It took four tries before I finally got through to the customer service representative for my telephone and internet service. I went through this long list of options before finally getting to the right place. Once the automated system finally got me where I thought I was supposed to be, the phone would ring. Four times. Then I would be disconnected.
Finally, I reached some nice young man that was not from around here. It is amazing that you can talk to someone halfway around the world, but cannot keep your local service connected for five minutes?
He tried to convince me that my internet connection was dropping because I had nine internet devices connected. I told him that was not an issue before the storm. Of course, he had no idea what Hurricane Michael was or did to our community.
The young man kept telling me running nine devices on our internet was the reason that we were being cut off. I told him that it was only my wife and me at home. We were not watching three televisions, talking on two cell phones, playing on two iPads and printing on our wireless printer all at the same time.
In fact, he told me my cell phone was connected to my home’s wireless even as we were speaking, which I thought was odd since I was talking to him while on my cell sitting in my office a mile away.
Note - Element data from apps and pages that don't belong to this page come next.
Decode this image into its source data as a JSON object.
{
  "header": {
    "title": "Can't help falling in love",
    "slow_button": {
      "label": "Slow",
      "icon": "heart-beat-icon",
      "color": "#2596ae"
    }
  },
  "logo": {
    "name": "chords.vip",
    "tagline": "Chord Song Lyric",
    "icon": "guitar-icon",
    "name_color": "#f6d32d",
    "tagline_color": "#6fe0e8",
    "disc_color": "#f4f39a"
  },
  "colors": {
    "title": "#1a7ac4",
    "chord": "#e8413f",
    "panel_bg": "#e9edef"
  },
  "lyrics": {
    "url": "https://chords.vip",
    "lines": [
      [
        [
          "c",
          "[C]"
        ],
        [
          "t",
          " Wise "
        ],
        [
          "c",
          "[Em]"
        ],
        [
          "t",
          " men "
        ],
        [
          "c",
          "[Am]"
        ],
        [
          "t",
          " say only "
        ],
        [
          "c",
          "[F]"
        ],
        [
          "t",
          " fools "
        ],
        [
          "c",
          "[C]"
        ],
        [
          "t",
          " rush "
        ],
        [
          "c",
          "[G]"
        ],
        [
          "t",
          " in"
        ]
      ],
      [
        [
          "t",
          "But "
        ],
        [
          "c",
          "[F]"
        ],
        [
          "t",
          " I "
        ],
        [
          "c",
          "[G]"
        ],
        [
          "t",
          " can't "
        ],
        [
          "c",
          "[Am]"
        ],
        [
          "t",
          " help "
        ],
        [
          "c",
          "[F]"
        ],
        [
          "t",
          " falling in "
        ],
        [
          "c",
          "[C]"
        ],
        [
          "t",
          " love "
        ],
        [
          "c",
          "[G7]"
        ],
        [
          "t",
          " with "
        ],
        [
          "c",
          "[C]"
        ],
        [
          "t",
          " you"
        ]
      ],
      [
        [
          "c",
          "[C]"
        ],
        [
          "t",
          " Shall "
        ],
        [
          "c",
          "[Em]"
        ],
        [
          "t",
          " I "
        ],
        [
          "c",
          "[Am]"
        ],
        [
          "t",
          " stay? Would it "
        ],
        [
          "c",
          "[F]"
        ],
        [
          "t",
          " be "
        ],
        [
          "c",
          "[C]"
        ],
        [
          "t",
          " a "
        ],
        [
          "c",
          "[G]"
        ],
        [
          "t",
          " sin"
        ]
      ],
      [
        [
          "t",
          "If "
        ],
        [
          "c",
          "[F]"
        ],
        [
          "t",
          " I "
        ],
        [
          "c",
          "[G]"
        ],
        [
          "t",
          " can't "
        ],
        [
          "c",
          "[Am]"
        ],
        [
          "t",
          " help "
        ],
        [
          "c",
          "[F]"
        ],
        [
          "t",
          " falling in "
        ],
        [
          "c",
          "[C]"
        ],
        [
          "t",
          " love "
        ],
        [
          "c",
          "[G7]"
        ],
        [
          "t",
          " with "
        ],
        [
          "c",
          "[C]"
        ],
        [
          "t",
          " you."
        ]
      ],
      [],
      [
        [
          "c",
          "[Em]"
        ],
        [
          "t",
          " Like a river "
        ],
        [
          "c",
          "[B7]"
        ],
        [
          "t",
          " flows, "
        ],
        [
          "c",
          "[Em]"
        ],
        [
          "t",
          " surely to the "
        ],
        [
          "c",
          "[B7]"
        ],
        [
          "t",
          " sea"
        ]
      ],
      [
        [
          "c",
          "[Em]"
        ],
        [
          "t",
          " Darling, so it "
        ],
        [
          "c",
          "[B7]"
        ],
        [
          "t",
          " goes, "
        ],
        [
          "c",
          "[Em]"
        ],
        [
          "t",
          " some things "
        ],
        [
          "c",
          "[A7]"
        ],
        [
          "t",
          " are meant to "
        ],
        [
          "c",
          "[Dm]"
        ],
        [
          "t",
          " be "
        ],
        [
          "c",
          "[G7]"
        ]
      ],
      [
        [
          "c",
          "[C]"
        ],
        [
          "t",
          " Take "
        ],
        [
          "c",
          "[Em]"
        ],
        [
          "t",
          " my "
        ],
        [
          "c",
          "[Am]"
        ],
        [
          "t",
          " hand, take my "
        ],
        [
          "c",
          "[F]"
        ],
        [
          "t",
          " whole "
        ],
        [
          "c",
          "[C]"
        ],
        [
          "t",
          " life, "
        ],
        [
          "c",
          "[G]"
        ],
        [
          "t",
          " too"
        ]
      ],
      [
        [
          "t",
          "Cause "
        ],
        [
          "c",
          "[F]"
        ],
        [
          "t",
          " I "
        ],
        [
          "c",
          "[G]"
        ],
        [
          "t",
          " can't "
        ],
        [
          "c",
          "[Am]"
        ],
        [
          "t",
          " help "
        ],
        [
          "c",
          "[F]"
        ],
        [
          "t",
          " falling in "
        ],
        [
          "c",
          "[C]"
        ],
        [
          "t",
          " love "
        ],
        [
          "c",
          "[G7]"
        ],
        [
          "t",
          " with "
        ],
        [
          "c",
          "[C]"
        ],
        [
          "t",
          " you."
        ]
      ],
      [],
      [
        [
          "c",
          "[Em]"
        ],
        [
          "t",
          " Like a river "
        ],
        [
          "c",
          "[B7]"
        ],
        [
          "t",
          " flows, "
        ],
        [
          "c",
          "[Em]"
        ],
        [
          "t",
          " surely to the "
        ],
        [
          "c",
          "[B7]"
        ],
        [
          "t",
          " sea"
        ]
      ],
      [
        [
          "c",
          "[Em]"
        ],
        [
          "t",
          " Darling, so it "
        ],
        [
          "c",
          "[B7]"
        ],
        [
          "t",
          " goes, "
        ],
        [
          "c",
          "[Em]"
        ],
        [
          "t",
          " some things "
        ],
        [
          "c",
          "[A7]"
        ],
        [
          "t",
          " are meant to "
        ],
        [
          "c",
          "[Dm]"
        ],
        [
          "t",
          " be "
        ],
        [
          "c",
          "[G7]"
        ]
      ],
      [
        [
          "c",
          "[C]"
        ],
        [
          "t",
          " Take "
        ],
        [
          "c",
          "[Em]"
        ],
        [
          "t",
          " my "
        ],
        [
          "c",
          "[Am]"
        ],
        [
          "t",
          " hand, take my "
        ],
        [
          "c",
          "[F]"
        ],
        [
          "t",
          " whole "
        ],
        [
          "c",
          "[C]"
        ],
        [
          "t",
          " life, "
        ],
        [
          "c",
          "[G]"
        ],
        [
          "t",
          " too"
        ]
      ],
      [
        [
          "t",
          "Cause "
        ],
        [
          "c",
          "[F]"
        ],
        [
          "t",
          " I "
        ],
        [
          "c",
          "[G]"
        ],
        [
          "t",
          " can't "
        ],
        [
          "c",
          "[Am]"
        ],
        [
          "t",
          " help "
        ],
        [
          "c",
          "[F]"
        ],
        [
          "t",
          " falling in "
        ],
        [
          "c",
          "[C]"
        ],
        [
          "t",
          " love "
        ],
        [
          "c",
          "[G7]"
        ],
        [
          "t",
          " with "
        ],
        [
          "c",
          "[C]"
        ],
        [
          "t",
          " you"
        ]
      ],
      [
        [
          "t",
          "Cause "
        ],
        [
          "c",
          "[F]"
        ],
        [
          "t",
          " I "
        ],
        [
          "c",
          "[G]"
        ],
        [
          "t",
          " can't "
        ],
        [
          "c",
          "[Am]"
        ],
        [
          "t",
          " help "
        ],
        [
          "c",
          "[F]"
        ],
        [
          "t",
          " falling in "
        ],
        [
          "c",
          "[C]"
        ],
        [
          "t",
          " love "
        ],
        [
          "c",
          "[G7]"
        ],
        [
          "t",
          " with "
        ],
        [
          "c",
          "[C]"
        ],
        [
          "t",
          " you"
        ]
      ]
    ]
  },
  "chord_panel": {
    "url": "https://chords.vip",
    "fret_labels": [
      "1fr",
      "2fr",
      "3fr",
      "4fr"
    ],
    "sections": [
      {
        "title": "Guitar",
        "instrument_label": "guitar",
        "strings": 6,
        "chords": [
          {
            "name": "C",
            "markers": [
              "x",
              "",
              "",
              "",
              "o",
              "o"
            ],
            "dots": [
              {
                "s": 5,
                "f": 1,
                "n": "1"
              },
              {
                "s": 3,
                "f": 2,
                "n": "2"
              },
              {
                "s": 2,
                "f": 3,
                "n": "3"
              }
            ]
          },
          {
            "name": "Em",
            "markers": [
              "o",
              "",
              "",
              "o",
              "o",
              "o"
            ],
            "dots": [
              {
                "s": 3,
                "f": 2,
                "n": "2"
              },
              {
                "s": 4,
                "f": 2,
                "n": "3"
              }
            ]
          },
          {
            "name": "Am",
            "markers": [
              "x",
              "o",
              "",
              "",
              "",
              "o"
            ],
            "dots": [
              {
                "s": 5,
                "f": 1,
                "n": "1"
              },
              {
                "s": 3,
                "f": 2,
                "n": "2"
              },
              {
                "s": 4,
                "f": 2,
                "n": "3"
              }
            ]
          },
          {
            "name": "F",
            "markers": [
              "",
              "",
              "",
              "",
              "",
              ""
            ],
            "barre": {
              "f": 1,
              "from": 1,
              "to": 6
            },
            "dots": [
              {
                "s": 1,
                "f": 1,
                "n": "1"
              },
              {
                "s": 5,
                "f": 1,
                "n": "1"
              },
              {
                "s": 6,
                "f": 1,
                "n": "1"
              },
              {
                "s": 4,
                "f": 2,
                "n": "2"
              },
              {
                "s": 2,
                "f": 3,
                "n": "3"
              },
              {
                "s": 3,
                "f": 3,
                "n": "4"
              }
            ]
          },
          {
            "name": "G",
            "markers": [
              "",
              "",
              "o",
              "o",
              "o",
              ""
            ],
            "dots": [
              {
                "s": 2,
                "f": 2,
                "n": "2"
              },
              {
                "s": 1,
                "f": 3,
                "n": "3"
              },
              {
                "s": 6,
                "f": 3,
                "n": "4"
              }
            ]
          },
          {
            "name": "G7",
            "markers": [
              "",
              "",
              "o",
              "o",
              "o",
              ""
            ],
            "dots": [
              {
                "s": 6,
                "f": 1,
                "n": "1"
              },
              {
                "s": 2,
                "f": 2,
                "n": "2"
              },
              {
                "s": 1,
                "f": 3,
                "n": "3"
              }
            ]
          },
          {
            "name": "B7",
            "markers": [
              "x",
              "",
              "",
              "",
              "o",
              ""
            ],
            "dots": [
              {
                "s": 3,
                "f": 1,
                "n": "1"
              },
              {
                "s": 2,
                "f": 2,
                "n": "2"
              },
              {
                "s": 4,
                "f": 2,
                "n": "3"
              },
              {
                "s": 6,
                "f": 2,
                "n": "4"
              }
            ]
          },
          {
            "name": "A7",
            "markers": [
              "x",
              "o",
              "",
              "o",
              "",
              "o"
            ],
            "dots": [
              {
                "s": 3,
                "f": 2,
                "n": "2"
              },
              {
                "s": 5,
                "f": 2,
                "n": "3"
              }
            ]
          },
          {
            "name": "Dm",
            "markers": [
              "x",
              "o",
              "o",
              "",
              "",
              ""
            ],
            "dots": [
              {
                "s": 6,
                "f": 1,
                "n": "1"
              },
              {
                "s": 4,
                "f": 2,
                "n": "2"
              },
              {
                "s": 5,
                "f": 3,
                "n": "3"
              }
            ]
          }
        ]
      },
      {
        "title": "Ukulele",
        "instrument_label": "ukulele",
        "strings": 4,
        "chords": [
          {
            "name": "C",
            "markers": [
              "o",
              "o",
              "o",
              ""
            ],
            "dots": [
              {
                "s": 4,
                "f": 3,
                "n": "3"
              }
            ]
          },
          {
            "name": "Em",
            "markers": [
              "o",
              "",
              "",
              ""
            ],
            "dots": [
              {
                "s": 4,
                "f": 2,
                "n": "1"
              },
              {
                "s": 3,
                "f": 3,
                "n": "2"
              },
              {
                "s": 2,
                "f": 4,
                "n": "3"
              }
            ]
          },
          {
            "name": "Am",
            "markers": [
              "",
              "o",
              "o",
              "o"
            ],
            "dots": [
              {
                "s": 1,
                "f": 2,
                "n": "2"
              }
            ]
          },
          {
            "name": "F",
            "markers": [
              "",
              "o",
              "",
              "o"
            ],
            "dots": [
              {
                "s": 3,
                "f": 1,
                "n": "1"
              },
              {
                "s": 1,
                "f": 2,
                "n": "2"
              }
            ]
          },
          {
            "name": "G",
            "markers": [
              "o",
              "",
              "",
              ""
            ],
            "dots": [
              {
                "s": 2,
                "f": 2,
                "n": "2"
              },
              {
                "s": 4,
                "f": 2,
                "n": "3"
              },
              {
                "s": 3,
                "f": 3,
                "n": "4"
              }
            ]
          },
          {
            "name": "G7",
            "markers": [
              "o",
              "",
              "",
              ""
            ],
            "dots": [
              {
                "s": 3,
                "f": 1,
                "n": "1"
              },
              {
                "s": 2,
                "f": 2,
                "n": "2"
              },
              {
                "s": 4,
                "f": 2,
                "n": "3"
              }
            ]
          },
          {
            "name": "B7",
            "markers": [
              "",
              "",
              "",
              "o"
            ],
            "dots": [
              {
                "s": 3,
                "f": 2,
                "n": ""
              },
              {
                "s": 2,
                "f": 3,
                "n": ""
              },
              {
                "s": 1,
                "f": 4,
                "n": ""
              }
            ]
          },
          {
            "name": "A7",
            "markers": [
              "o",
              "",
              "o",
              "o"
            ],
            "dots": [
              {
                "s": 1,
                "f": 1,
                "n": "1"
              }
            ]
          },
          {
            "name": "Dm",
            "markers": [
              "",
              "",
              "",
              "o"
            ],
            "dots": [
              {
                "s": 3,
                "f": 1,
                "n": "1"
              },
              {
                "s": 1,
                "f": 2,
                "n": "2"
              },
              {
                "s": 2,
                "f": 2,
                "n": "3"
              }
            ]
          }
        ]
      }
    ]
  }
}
It became obvious that he just was not listening to me.
That’s not that unusual these days. Listen to our politicians rant and rave these days in Washington. Not a whole lot of listening going on there.
What about the news? I regularly try to listen to Fox, CNN or MSNBC in some combination to hear how they report on a singular event. You would often think they were reporting on different stories.
It used to be that you went to the coffee shop to talk to your buddies and listen to the latest gossip about town. Now you will likely find a crowd of people texting on their phones when you go for that morning cup. Not much listening going on there anymore, either.
The minister in the church I was attending last week talked about listening, or the lack thereof these days. He suggested that to know how someone is really doing in their life, whether friend, associate or family, you must listen to them. Ask them how they are really doing and then wait for their honest reply.
In the Bible, James said, “Understand this, my dear brothers and sisters: You must all be quick to listen, slow to speak, and slow to get angry.”
This is good advice to our leaders and frankly, to ourselves. As I watched the recent congressional hearings, it became so obvious that they are not listening. They are posturing for the cameras and preening for their base. Pick a party, it doesn’t matter. Slow to anger? Slow to speak? Congress should post the verse found in James 1:19 above every committee room in the Capitol.
To paraphrase the minister, how does a leader know the best decision if he doesn’t understand his counterpart’s point of view? How does he know that point of view if they don’t talk and more importantly, if they don’t listen to each other?
This country is in bad need of less talk, more listening, and a whole lot less anger. I can do without my internet for a few days and forgive a young customer service representative for not listening to me. My expectations are higher for the elected officials that hold the future of our country in their hands.
Dan Ponder can be reached at firstname.lastname@example.org